▶ _Assignment_: An exact copy of all the entries is what is needed here.

▶ _Source information_:
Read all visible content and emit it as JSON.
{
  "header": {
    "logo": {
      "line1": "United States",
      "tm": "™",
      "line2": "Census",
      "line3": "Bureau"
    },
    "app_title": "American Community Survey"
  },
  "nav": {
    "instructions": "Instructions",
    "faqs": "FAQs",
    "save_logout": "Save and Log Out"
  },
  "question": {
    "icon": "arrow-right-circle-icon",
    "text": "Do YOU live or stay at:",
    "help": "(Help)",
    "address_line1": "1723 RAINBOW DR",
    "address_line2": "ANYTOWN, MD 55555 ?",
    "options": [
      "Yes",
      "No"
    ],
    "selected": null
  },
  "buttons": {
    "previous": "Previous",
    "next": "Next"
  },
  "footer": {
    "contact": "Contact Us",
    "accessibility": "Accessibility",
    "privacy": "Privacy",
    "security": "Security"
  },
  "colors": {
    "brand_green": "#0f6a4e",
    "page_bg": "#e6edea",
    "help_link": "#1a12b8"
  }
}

▶ _Reply_:
Read all visible content and emit it as JSON.
{
  "header": {
    "logo": {
      "line1": "United States",
      "tm": "™",
      "line2": "Census",
      "line3": "Bureau"
    },
    "app_title": "American Community Survey"
  },
  "nav": {
    "instructions": "Instructions",
    "faqs": "FAQs",
    "save_logout": "Save and Log Out"
  },
  "question": {
    "icon": "arrow-right-circle-icon",
    "text": "Do YOU live or stay at:",
    "help": "(Help)",
    "address_line1": "1723 RAINBOW DR",
    "address_line2": "ANYTOWN, MD 55555 ?",
    "options": [
      "Yes",
      "No"
    ],
    "selected": null
  },
  "buttons": {
    "previous": "Previous",
    "next": "Next"
  },
  "footer": {
    "contact": "Contact Us",
    "accessibility": "Accessibility",
    "privacy": "Privacy",
    "security": "Security"
  },
  "colors": {
    "brand_green": "#0f6a4e",
    "page_bg": "#e6edea",
    "help_link": "#1a12b8"
  }
}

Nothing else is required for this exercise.